The second experiment consisted in a first cell incubation in a serum-free medium and, after 24 h, the nutritive medium was replaced by a medium supplemented with 1% FBS. After 60 h, there was almost no difference between the different coatings. Nevertheless, after 7 days, cells cultured on peptides reached the same effectiveness as on fibronectin, but slightly lower than collagen. As for hADSC, cell spreading decreased upon cells proliferation.
Designed self-assembling bioactive peptides are not cytotoxic and are cytocompatible. Cell adhesion and growth on peptide coatings appear as effective as on animal-derived coatings and the peptide coatings allow easy cell harvesting after culture.
Globally, the results indicate that self-assembling bioactive peptides constitute chemically defined, entirely synthetic and effective promoters of cell adhesion, spreading and proliferation.
This work is supported by Innoviris (Brussels Region) in the scope of a Doctiris PhD grant.
- Petrie TA, Garcia AJ: Extracellular Matrix-derived Ligand for Selective Integrin Binding to Control Cell Function. Biol Interact Mater Surf. 2009, 1: 133-156.View ArticleGoogle Scholar
- Hynes RO: The Extracellular Matrix: Not Just Pretty Fibrils. Sci. 2009, 326: 1216-1219.View ArticleGoogle Scholar
- Rahmany MB, Van Dyke M: Biomimetic approaches to modulate cellular adhesion in biomaterials: A review. Acta Biomater. 2013, 9: 5431-5437.View ArticlePubMedGoogle Scholar
- Badami AS, Kreke MR, Thompson MS, Riffle JS, Goldstein AS: Effect of fiber diameter on spreading, proliferation, and differentiation of osteoblastic cells on electrospun poly(lactic acid) substrates. Biomater. 2006, 27: 596-606.View ArticleGoogle Scholar
- Shin H, Jo S, Mikos AG: Biomimetic materials for tissue engineering. Biomater. 2003, 24: 4353-4364.View ArticleGoogle Scholar
- Hersel U, Dahmen C, Kessler H: RGD modified polymers: biomaterials for stimulated cell adhesion and beyond. Biomater. 2003, 24: 4385-4415.View ArticleGoogle Scholar
- Lin CC, Metters AT: Hydrogels in controlled release formulations: Network design and mathematical modeling. Adv Drug Deliv Rev. 2006, 58: 1379-1408.View ArticlePubMedGoogle Scholar
- Wu EC, Zhang S, Hauser CAE: Self-Assembling Peptides as Cell-Interactive Scaffolds.
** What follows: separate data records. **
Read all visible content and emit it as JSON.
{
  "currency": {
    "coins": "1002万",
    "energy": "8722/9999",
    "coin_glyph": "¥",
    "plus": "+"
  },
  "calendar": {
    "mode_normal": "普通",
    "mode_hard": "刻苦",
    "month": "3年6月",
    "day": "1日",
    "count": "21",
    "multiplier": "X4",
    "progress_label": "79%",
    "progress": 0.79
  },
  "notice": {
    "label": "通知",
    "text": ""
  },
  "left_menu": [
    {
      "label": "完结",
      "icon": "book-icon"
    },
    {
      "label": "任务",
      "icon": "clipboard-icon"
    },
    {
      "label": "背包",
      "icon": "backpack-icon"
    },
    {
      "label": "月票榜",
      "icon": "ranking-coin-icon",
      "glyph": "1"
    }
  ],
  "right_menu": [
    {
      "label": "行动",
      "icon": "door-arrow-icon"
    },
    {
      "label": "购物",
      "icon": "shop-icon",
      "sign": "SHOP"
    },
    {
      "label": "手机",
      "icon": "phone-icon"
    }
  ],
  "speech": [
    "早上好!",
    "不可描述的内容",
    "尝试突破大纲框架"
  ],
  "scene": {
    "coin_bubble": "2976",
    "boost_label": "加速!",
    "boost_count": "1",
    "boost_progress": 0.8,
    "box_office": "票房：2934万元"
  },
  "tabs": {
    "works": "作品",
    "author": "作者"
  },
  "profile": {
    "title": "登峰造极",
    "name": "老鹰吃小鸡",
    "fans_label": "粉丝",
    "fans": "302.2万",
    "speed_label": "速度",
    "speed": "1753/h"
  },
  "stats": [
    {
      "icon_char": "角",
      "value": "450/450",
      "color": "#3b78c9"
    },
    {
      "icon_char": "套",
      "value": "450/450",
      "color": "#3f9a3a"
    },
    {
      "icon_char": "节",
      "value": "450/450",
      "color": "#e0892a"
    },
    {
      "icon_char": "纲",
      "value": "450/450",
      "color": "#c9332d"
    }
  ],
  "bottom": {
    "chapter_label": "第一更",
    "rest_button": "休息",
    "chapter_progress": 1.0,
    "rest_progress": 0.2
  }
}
Adv Funct Mater. 2012, 22: 456-468.View ArticleGoogle Scholar
- Hamilton SK, Lu H, Temenoff JS: Micropatterned Hydrogels for Stem Cell Culture. Stud Mechanobiol Tissue Eng Biomater. 2010, 2: 119-152.View ArticleGoogle Scholar
- Jayawarna V, Ali M, Jowitt TA, Miller AF, Saiani A, Gough JE, Ulijn RV: Nanostructured Hydrogels for Three-Dimensional Cell Culture Through Self-Assembly of Fluorenylmethoxycarbonyl-Dipeptides. Adv Mater. 2006, 8: 611-614.View ArticleGoogle Scholar
- Bhat NV, Upadhyay DJ: Plasma-induced surface modification and adhesion enhancement of polypropylene surface. J Appl Polym Sci. 2002, 86: 925-936.View ArticleGoogle Scholar
- Varghese S, Elisseeff JH: Hydrogels for Musculoskeletal Tissue Engineering. Adv Polym Sci. 2006, 203: 95-144.View ArticleGoogle Scholar
- Tessmar JK, Göpferich AM: Customized PEG-Derived Copolymers for Tissue-Engineering Applications. Macromol Biosci. 2007, 7: 23-39.View ArticlePubMedGoogle Scholar
This article is published under license to BioMed Central Ltd. This is an Open Access article distributed under the terms of the Creative Commons Attribution License (http://creativecommons.org/licenses/by/2.0), which permits unrestricted use, distribution, and reproduction in any medium, provided the original work is properly cited. The Creative Commons Public Domain Dedication waiver (http://creativecommons.org/publicdomain/zero/1.0/) applies to the data made available in this article, unless otherwise stated.